If your baby frequently has dry, scaly, itchy, cracked and red skin, they may have eczema. With proper treatment for you or your baby’s eczema, the disease often can be controlled.
Patch testing is a great solution to help find the cause of eczema. Possible irritants are applied as patches and placed on the skin to determine any possible allergic reactions. Testing is performed in the office to determine a specific irritant for patients with contact dermatitis. Patients requiring extensive testing will meet with our onsite allergist.
Antibiotics are often used to treat bacterial infections, open sores, or cracking in the skin caused by frequent scratching. A skincare professional from Affiliated Dermatology can prescribe antibiotics for a length of time based on the condition of your skin issue and your specific needs. Taking the required antibiotics for the recommended time will continue to prevent infections from reoccurring.
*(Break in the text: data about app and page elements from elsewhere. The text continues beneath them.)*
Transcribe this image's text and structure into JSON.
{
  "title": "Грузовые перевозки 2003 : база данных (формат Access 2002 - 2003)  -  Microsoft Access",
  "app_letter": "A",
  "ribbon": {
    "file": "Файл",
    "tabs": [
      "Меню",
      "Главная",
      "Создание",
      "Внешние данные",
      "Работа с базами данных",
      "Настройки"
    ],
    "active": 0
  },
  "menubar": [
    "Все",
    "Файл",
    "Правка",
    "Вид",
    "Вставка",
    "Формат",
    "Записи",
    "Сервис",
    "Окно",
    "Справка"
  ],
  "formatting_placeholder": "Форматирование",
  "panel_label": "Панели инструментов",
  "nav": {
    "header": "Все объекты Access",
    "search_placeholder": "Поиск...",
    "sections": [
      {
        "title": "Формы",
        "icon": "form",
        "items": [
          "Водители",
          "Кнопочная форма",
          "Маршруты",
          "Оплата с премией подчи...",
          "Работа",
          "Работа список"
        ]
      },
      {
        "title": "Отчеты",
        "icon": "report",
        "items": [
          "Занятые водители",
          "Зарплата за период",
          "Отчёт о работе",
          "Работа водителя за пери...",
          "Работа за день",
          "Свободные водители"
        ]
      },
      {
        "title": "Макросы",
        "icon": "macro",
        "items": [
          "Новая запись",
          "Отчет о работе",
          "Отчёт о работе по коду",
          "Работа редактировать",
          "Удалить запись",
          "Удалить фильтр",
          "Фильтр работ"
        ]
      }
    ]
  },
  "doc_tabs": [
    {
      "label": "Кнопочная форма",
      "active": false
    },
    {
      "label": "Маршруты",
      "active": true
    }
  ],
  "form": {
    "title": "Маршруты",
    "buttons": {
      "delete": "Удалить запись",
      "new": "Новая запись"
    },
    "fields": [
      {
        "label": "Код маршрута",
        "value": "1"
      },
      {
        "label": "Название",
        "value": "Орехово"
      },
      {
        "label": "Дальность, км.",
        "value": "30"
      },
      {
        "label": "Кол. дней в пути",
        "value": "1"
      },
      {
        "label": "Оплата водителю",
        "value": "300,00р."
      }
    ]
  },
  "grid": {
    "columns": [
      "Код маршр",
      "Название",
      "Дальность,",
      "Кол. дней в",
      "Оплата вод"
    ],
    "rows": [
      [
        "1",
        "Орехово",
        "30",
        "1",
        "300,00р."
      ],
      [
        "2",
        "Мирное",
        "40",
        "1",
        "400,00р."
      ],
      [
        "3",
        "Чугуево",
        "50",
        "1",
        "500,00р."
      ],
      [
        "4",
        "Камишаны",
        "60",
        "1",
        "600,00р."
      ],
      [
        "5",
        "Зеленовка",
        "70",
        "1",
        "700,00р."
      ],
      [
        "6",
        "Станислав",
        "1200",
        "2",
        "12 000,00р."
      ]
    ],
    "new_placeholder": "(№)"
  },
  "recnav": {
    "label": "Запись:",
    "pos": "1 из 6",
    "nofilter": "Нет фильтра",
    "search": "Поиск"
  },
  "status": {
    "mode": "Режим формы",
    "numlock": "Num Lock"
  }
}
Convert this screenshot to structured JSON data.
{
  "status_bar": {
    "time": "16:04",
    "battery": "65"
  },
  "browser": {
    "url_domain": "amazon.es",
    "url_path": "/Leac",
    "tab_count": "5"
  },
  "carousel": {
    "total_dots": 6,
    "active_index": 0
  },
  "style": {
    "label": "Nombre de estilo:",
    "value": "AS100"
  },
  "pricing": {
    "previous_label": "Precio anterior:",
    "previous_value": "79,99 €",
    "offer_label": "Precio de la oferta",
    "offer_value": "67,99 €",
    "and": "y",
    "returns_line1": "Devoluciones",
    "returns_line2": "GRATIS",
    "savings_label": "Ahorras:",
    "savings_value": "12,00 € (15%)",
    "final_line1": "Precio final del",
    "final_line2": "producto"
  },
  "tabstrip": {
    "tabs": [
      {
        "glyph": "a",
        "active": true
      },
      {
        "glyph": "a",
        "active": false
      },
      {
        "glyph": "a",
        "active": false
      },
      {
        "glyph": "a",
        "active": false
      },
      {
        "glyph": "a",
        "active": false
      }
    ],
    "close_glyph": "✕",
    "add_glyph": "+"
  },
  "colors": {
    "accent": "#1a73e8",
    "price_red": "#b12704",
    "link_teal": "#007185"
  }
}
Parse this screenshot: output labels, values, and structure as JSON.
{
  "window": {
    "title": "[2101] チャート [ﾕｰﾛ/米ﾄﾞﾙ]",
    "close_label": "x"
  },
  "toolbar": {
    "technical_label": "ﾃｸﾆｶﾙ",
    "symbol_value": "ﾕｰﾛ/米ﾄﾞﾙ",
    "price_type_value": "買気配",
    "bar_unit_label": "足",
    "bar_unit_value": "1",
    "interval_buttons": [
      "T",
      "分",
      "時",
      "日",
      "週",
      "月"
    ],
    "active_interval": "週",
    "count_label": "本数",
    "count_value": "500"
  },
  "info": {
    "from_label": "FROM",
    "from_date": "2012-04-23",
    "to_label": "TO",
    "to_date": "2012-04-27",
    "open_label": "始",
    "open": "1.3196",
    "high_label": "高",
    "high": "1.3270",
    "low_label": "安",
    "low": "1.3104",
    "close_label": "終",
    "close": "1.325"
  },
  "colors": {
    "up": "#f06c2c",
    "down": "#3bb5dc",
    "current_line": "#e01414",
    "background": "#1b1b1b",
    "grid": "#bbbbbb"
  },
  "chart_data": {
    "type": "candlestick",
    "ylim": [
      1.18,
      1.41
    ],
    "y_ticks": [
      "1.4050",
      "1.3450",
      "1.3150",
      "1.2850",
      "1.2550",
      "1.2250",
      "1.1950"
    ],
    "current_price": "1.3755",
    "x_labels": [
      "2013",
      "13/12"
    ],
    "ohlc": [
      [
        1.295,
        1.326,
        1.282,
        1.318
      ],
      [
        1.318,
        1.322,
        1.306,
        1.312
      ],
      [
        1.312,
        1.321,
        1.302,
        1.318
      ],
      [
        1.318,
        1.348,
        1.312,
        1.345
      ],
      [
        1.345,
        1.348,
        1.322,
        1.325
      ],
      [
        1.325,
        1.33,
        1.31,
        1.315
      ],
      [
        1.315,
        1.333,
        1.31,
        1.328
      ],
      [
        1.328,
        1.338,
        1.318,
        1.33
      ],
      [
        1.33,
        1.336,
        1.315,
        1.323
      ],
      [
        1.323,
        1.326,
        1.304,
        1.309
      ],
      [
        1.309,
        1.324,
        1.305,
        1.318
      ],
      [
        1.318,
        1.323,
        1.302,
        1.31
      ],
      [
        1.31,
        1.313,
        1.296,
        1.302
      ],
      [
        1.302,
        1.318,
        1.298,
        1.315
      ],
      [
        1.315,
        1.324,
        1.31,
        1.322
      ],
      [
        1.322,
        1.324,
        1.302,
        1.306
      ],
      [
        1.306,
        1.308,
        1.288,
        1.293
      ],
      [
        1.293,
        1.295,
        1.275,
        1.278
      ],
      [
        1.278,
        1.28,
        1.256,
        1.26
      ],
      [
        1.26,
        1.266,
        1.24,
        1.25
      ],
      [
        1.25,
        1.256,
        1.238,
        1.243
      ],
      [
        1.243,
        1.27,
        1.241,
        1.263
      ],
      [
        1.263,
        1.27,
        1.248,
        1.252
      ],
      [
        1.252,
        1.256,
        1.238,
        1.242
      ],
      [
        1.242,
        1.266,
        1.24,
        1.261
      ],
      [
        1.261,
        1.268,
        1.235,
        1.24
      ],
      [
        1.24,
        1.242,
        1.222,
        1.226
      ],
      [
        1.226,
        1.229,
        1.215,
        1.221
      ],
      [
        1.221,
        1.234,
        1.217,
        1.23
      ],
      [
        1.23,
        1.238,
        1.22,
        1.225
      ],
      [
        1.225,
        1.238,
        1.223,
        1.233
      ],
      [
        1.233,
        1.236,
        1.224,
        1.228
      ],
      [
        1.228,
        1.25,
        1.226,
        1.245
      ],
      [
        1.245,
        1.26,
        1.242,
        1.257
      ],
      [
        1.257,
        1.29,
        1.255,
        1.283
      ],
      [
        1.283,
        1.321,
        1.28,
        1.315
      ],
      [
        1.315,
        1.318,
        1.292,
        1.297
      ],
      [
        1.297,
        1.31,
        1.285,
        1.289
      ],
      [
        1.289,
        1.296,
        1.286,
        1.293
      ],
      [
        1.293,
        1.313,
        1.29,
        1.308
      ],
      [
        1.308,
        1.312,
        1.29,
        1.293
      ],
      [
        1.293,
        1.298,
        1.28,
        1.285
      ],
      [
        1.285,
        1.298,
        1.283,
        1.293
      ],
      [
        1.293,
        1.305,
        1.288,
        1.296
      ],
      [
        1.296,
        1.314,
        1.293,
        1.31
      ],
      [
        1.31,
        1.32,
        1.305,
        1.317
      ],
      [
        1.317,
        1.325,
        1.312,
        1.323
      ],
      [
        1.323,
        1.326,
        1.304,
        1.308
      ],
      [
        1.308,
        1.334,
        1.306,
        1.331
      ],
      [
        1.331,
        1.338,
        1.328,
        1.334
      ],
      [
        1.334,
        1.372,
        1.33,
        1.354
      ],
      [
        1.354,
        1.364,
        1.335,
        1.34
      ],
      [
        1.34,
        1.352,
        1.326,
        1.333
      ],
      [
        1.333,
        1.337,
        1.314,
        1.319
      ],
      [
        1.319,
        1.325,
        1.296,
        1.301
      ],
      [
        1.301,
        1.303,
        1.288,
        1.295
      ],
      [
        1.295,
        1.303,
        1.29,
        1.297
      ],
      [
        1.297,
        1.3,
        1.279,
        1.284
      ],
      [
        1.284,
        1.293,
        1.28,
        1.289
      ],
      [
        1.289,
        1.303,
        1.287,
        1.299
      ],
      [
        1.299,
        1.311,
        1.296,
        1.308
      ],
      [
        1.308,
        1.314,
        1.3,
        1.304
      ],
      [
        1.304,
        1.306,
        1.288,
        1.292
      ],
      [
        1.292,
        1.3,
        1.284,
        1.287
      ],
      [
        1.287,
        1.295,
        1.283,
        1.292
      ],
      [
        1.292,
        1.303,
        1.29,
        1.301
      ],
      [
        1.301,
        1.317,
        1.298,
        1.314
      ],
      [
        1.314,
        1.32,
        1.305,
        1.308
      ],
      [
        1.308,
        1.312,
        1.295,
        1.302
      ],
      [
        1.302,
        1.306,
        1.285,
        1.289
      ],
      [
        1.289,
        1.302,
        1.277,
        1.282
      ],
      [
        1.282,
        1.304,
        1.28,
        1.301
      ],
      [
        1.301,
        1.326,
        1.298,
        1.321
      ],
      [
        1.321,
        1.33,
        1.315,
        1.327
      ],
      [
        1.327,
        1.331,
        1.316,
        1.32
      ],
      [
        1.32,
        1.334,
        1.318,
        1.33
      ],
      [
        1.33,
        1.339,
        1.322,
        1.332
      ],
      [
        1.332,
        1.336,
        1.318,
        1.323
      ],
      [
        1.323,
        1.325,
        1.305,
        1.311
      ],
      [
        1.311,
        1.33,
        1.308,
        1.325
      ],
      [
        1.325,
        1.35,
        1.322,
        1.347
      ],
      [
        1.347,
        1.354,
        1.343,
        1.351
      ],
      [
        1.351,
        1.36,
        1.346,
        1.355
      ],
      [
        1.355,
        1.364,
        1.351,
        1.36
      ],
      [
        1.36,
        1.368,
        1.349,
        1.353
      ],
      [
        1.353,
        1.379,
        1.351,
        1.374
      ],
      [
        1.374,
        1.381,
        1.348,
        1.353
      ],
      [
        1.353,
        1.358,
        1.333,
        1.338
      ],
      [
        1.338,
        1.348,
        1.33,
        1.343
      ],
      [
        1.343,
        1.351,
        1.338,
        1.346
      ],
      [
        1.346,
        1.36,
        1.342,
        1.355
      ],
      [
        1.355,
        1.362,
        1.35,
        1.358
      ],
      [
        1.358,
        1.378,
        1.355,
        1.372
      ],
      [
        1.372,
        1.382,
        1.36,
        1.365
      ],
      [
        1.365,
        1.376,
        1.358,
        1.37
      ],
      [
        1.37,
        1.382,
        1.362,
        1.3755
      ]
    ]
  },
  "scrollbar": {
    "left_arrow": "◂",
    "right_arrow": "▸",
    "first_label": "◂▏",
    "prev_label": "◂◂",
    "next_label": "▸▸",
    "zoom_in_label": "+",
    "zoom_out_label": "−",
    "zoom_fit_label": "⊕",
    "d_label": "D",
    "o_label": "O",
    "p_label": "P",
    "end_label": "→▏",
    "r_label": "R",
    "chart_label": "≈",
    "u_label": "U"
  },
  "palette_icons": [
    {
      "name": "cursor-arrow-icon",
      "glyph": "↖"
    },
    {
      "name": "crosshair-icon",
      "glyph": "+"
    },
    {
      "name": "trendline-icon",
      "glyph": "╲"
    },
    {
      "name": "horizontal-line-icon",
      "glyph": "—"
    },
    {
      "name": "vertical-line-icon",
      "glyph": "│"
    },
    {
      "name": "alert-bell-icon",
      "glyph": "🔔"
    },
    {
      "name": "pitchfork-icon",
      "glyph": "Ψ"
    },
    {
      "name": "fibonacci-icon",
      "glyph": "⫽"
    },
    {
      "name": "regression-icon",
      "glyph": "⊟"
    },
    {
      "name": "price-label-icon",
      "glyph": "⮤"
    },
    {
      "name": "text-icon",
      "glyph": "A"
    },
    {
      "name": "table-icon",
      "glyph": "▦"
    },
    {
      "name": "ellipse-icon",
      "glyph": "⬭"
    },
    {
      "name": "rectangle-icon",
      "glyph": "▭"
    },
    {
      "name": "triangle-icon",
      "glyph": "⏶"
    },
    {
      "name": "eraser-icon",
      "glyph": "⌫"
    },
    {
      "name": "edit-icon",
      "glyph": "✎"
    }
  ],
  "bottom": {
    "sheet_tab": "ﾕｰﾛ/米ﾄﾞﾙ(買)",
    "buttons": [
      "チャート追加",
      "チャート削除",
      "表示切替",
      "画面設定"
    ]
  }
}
Oral Antihistamines are ideal for those suffering from severe itching. Certain types of medications make you sleepy, helping not only to eliminate itching itself but also helping anyone whose sleep is affected by the continuous sensation to scratch. Finally, get a good night’s sleep and relief from scratching by taking a simple oral antihistamine.
Oral or Injected Corticosteroids are used for extreme cases of itching. Oral corticosteroid prescription or simple corticosteroid injections are performed to reduce inflammation and control the severe itching sensation. Although this treatment is effective for eczema, it is used as a short-term solution due to potential long-term usage side effects.
Atopic Dermatitis is the most frequent form of eczema and is thought to be caused by abnormal functioning of the body’s immune system. It is characterized by itchy, inflamed skin. Atopic dermatitis tends to run in families. About two-thirds of the people who develop this form of eczema do so before the age of one. Atopic dermatitis generally flares up and recedes intermittently throughout the patient’s life.
Contact Dermatitis is caused when the skin comes into contact with an allergy-producing agent or an irritant, such as chemicals. Finding the triggering allergen is important to treatment and prevention. Allergens can be things like laundry detergent, cosmetics, jewelry, fabrics, perfume, diapers, and poison ivy or poison sumac.
Dyshidrotic Dermatitis is a type of eczema that strikes the palms of the hands and soles of the feet. It produces clear, deep blisters that itch and burn. Dyshidrotic dermatitis occurs most frequently during the summer months and in warm climates.
Neurodermatitis, also known as Lichen Simplex Chronicus, is a chronic skin inflammation caused by a continuous cycle of scratching and itching in response to a localized itch, like a mosquito bite. It creates scaly patches of skin, most commonly on the head, lower legs, wrists or forearms. Over time, the skin may become thickened and leathery.
Seborrheic Dermatitis is a common condition that causes yellowish, oily and scaly patches on the scalp, face or other body parts. Dandruff, in adults, and cradle cap, in infants, are both forms of seborrheic dermatitis. Unlike other types of eczema, seborrheic dermatitis does not necessarily itch. It tends to run in families. Known triggers include weather, oily skin, emotional stress, and infrequent shampooing.
Stasis Dermatitis, also known as varicose eczema, is a form of eczema is a skin irritation that appears on the lower legs of middle-aged and elderly people. It is related to circulation and vein problems. Symptoms include itching and reddish-brown discoloration of the skin on one or both legs. As the condition progresses, it can lead to blistering, oozing and skin lesions.
Could that itchy, scaly, bumpy rash be eczema? At Affiliated Dermatology, located across the Valley in Scottsdale, Deer Valley, Old Town, Anthem, Surprise, Gilbert, Ahwatukee, and Tempe, AZ, our providers offer eczema relief for adults and children throughout the greater Phoenix area. For more information or to schedule an appointment, please contact us by calling (480) 556-0446 or leaving us a message with the contact form below.